Tarantino has given us a hero slave and in doing so put rebellion top of the agenda. With Django Unchained he’s found his ultimate muse and the largest and most epic arena for his movie-spanning revenge themes.
The scenes of slaves being flayed and branded reminds us how barbaric and awful this recent historical episode was. Have we dealt with it properly? Not only have we not dealt with it properly – the vestiges still shape society.
The USA has by far the world’s biggest prison population at 3 million and over 75% of that population is non-white. The slaves may have been granted their “freedom” but many of their grandkids still rot in jail.
If you are poor and lack opportunity you are more likely to commit crimes to survive. This is not due to a moral defect, it is a fact of life.
As the TV show The Wire so dramatically explored the black market in drugs is about the only viable means for poor communities in the USA to make some money. Ensuring it remains black market enables an army of police to herd the non-white entrepreneurs into penitentiaries.
The War on Drugs is revealed to be simply the most effective tool of racist oppression for today’s legal framework.
Tarantino isn’t known for his social commentary and his main concern remains great characters who whip, beat, blast and bomb the shit out their enemies. He does this better then ever. In doing so he also subverts the whole meta-narrative of hollywood. Not only is the hero a smart, sexy, empowered black man, most of the baddies are white.
Despite the fact that in many parts of the world non-whites are still oppressed it is hard to be struck by the fact that a lot has changed since the brazen, public brutality of institutionalised slavery. It is not just the violent overseers who sicken in the film but the prim white girls standing by in their finery like the grotesque wife of Assad.
Tarantino satisfactorily administers payback but the fact remains – in recent history widespread barbarity was everywhere. Not so long before that in medieval Europe citizens could be publicly “broken on the wheel” and a campaign was waged for hundreds of years against smart, empowered women who used indigenous knowledge – they were tortured to death as witches.
By looking back with fresh eyes at the rampant violence and misery that has shaped human history we are reminded that progress should surely be measured in the reduction of suffering, the improvement of well being and the sharing of these benefits and that morality ratchets up on the back of hard-one progress fought out by the brave.
The civil rights movement drove rapid change in a short period of time. One year you could beat your slave because you “owned” them and the next year you couldn’t. Today the concept of having a slave is anathema.
Progress requires that the rights of the oppressed always be defended against dark forces of conservatism that seek to maintain high concentrations of wealth and power within their historically (and violently) established clique.
For our generation, the major threat to human well being is one unimaginable at the time of the film (1858). Back then the human population was approximately 1.2 billion and humans had released almost no carbon dioxide into the atmosphere. Most natural systems remained pristine and abundant.

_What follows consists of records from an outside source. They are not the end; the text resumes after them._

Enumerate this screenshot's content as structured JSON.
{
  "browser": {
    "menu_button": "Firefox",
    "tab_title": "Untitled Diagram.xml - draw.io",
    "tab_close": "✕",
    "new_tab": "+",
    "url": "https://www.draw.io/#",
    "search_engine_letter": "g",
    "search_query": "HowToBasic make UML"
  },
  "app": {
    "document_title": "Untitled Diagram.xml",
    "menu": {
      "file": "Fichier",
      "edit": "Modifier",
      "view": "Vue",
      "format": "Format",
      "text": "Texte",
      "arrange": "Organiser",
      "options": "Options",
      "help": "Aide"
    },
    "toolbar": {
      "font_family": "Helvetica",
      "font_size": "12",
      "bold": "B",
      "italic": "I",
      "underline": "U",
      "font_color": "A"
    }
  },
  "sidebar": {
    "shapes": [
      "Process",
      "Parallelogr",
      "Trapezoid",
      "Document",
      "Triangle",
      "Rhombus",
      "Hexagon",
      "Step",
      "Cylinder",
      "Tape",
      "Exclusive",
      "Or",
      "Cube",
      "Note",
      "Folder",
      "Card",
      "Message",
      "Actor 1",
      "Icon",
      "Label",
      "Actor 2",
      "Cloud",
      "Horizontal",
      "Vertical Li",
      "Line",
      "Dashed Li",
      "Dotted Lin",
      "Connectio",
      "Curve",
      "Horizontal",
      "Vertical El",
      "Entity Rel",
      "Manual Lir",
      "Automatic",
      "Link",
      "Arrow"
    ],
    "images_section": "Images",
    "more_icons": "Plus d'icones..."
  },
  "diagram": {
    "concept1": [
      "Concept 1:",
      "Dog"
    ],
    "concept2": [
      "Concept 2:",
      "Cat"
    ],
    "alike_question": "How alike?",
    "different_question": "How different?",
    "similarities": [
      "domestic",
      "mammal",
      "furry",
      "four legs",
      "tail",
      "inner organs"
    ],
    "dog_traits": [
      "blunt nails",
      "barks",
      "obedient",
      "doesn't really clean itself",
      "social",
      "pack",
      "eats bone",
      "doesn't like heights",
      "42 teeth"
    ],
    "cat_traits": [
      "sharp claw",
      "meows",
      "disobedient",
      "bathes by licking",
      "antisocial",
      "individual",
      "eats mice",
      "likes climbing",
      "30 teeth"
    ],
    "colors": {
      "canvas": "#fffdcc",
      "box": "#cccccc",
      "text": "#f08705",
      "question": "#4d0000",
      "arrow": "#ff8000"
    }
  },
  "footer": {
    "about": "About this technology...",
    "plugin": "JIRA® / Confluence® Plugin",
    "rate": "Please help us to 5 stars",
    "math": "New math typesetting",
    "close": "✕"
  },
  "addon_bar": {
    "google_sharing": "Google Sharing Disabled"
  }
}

Today the human population has grown exponentially, every natural system is in decline and thousands of linked climate labs spanning the world predict global temperature changes of 4 degrees. The bitterest irony, of course, is that whilst this is bad for all of us, it will hardest hit less developed countries near the equator.
The aggressive, male, rich white overlords who own the fossil fuel companies and the media companies and the mining companies and the armies tell us that climate change is either not real or unavoidable. More generally, they perpetuate the myth that we need their brand of endless economic growths to generate well being. But they would say that wouldn’t they.
Civil rights, equal opportunities and the gay rights movement stand out in recent human history as our greatest achievements. But this wheel of progress doesn’t roll inevitably. It is driven by the courage of people who can see beyond the confines of their own time’s limited moral context and strive for higher ground.
Today, the greatest injustice is the economic war on nature.
Not only does this war harm us all, it decimates the opportunities of the unborn humans we hope will inherit the great wheel and roll it to unimaginable new frontiers.
What to do?
We can all be inspired by Django’s grit and bravery in the face of the oppressor and get active ourselves.
The forests are being plundered, the fisheries are disappearing and the black rhino is about to go extinct. The rich white man tells us the only solution is more economic growth and maybe a war or two to get his economic machine chewing up the world some more.
Like Django, we say “D’Artagnan, motherfuckers!” drag him from his horse and set the beast free. The next big ratchet of progress is giving rights to the natural world that sustains us.
The forest is fighting back. It is time for a Climate Revolution.